Could you print the data that follows exactly as given?

++++++++++

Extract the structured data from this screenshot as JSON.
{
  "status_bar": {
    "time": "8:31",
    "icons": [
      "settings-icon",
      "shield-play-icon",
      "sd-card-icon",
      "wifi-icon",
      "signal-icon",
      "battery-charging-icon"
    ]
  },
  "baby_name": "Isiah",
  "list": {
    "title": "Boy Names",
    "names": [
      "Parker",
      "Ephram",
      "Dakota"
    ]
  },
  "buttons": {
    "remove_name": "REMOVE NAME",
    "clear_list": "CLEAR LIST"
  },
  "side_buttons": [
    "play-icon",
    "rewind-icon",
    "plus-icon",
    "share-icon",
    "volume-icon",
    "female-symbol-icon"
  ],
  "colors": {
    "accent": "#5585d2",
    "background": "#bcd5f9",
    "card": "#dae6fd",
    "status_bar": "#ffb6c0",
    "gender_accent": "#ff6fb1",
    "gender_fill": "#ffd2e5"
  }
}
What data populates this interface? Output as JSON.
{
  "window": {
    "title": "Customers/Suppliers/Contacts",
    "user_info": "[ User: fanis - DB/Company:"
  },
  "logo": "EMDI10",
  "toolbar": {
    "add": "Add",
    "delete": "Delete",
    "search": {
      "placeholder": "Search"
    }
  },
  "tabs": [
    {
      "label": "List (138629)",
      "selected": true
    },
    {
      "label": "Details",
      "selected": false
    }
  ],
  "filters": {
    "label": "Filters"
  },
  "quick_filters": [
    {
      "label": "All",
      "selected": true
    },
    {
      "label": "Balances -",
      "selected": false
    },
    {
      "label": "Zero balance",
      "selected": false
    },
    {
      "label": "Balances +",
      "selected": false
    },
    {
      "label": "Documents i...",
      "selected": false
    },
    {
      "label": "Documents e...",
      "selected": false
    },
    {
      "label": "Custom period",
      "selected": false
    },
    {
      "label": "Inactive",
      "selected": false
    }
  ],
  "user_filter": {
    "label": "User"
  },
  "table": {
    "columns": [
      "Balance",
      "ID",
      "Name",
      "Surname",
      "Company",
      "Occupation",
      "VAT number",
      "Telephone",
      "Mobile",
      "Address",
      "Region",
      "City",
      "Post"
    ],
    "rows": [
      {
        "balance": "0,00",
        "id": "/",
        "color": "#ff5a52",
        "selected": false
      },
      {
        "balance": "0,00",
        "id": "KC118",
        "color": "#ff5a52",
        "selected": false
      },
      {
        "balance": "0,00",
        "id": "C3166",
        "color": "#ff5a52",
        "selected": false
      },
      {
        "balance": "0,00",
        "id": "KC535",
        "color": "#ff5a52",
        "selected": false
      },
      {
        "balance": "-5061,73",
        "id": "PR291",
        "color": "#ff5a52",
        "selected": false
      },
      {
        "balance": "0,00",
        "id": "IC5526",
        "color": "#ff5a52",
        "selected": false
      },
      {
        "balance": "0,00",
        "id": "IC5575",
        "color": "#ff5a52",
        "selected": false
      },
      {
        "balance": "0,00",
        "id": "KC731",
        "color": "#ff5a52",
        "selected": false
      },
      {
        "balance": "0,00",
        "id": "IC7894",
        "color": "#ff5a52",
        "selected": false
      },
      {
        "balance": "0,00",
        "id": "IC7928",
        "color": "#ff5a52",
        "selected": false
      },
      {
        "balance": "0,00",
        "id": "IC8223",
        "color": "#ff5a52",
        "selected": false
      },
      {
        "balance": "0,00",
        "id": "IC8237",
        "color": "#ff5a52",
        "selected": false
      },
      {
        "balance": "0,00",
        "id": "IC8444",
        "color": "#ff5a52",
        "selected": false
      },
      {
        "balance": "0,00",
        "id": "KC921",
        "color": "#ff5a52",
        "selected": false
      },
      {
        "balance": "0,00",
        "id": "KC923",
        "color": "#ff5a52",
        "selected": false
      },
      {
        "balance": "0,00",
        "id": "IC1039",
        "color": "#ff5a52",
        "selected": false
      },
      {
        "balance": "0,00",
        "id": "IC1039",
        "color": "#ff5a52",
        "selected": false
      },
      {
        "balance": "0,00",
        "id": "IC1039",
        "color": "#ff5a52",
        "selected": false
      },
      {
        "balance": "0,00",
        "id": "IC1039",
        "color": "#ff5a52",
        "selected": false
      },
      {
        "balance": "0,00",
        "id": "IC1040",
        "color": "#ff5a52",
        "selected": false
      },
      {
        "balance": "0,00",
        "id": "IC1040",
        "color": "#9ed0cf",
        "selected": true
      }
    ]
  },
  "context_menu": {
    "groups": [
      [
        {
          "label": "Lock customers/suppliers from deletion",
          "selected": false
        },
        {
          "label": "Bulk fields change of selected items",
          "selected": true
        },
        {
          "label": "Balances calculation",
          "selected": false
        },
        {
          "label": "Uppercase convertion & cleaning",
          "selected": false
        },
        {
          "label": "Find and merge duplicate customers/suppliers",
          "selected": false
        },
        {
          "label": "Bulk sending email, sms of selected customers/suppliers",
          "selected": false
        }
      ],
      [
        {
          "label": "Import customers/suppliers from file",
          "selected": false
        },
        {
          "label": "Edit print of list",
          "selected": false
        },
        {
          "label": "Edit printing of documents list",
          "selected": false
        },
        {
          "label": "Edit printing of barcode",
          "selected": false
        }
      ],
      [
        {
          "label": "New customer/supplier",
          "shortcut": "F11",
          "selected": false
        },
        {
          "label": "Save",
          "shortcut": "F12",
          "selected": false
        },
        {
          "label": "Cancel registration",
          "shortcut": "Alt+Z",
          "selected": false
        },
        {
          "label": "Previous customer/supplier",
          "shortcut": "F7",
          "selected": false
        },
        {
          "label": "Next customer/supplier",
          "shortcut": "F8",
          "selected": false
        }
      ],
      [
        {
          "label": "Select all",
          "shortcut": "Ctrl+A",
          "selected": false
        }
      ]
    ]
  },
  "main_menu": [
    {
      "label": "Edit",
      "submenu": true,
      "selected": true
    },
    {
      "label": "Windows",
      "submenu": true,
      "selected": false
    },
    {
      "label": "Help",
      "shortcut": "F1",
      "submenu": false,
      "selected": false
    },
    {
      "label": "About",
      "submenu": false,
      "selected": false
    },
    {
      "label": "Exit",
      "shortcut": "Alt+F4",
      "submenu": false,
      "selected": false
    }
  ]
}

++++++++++

# ANSWER
Extract the structured data from this screenshot as JSON.
{
  "status_bar": {
    "time": "8:31",
    "icons": [
      "settings-icon",
      "shield-play-icon",
      "sd-card-icon",
      "wifi-icon",
      "signal-icon",
      "battery-charging-icon"
    ]
  },
  "baby_name": "Isiah",
  "list": {
    "title": "Boy Names",
    "names": [
      "Parker",
      "Ephram",
      "Dakota"
    ]
  },
  "buttons": {
    "remove_name": "REMOVE NAME",
    "clear_list": "CLEAR LIST"
  },
  "side_buttons": [
    "play-icon",
    "rewind-icon",
    "plus-icon",
    "share-icon",
    "volume-icon",
    "female-symbol-icon"
  ],
  "colors": {
    "accent": "#5585d2",
    "background": "#bcd5f9",
    "card": "#dae6fd",
    "status_bar": "#ffb6c0",
    "gender_accent": "#ff6fb1",
    "gender_fill": "#ffd2e5"
  }
}
What data populates this interface? Output as JSON.
{
  "window": {
    "title": "Customers/Suppliers/Contacts",
    "user_info": "[ User: fanis - DB/Company:"
  },
  "logo": "EMDI10",
  "toolbar": {
    "add": "Add",
    "delete": "Delete",
    "search": {
      "placeholder": "Search"
    }
  },
  "tabs": [
    {
      "label": "List (138629)",
      "selected": true
    },
    {
      "label": "Details",
      "selected": false
    }
  ],
  "filters": {
    "label": "Filters"
  },
  "quick_filters": [
    {
      "label": "All",
      "selected": true
    },
    {
      "label": "Balances -",
      "selected": false
    },
    {
      "label": "Zero balance",
      "selected": false
    },
    {
      "label": "Balances +",
      "selected": false
    },
    {
      "label": "Documents i...",
      "selected": false
    },
    {
      "label": "Documents e...",
      "selected": false
    },
    {
      "label": "Custom period",
      "selected": false
    },
    {
      "label": "Inactive",
      "selected": false
    }
  ],
  "user_filter": {
    "label": "User"
  },
  "table": {
    "columns": [
      "Balance",
      "ID",
      "Name",
      "Surname",
      "Company",
      "Occupation",
      "VAT number",
      "Telephone",
      "Mobile",
      "Address",
      "Region",
      "City",
      "Post"
    ],
    "rows": [
      {
        "balance": "0,00",
        "id": "/",
        "color": "#ff5a52",
        "selected": false
      },
      {
        "balance": "0,00",
        "id": "KC118",
        "color": "#ff5a52",
        "selected": false
      },
      {
        "balance": "0,00",
        "id": "C3166",
        "color": "#ff5a52",
        "selected": false
      },
      {
        "balance": "0,00",
        "id": "KC535",
        "color": "#ff5a52",
        "selected": false
      },
      {
        "balance": "-5061,73",
        "id": "PR291",
        "color": "#ff5a52",
        "selected": false
      },
      {
        "balance": "0,00",
        "id": "IC5526",
        "color": "#ff5a52",
        "selected": false
      },
      {
        "balance": "0,00",
        "id": "IC5575",
        "color": "#ff5a52",
        "selected": false
      },
      {
        "balance": "0,00",
        "id": "KC731",
        "color": "#ff5a52",
        "selected": false
      },
      {
        "balance": "0,00",
        "id": "IC7894",
        "color": "#ff5a52",
        "selected": false
      },
      {
        "balance": "0,00",
        "id": "IC7928",
        "color": "#ff5a52",
        "selected": false
      },
      {
        "balance": "0,00",
        "id": "IC8223",
        "color": "#ff5a52",
        "selected": false
      },
      {
        "balance": "0,00",
        "id": "IC8237",
        "color": "#ff5a52",
        "selected": false
      },
      {
        "balance": "0,00",
        "id": "IC8444",
        "color": "#ff5a52",
        "selected": false
      },
      {
        "balance": "0,00",
        "id": "KC921",
        "color": "#ff5a52",
        "selected": false
      },
      {
        "balance": "0,00",
        "id": "KC923",
        "color": "#ff5a52",
        "selected": false
      },
      {
        "balance": "0,00",
        "id": "IC1039",
        "color": "#ff5a52",
        "selected": false
      },
      {
        "balance": "0,00",
        "id": "IC1039",
        "color": "#ff5a52",
        "selected": false
      },
      {
        "balance": "0,00",
        "id": "IC1039",
        "color": "#ff5a52",
        "selected": false
      },
      {
        "balance": "0,00",
        "id": "IC1039",
        "color": "#ff5a52",
        "selected": false
      },
      {
        "balance": "0,00",
        "id": "IC1040",
        "color": "#ff5a52",
        "selected": false
      },
      {
        "balance": "0,00",
        "id": "IC1040",
        "color": "#9ed0cf",
        "selected": true
      }
    ]
  },
  "context_menu": {
    "groups": [
      [
        {
          "label": "Lock customers/suppliers from deletion",
          "selected": false
        },
        {
          "label": "Bulk fields change of selected items",
          "selected": true
        },
        {
          "label": "Balances calculation",
          "selected": false
        },
        {
          "label": "Uppercase convertion & cleaning",
          "selected": false
        },
        {
          "label": "Find and merge duplicate customers/suppliers",
          "selected": false
        },
        {
          "label": "Bulk sending email, sms of selected customers/suppliers",
          "selected": false
        }
      ],
      [
        {
          "label": "Import customers/suppliers from file",
          "selected": false
        },
        {
          "label": "Edit print of list",
          "selected": false
        },
        {
          "label": "Edit printing of documents list",
          "selected": false
        },
        {
          "label": "Edit printing of barcode",
          "selected": false
        }
      ],
      [
        {
          "label": "New customer/supplier",
          "shortcut": "F11",
          "selected": false
        },
        {
          "label": "Save",
          "shortcut": "F12",
          "selected": false
        },
        {
          "label": "Cancel registration",
          "shortcut": "Alt+Z",
          "selected": false
        },
        {
          "label": "Previous customer/supplier",
          "shortcut": "F7",
          "selected": false
        },
        {
          "label": "Next customer/supplier",
          "shortcut": "F8",
          "selected": false
        }
      ],
      [
        {
          "label": "Select all",
          "shortcut": "Ctrl+A",
          "selected": false
        }
      ]
    ]
  },
  "main_menu": [
    {
      "label": "Edit",
      "submenu": true,
      "selected": true
    },
    {
      "label": "Windows",
      "submenu": true,
      "selected": false
    },
    {
      "label": "Help",
      "shortcut": "F1",
      "submenu": false,
      "selected": false
    },
    {
      "label": "About",
      "submenu": false,
      "selected": false
    },
    {
      "label": "Exit",
      "shortcut": "Alt+F4",
      "submenu": false,
      "selected": false
    }
  ]
}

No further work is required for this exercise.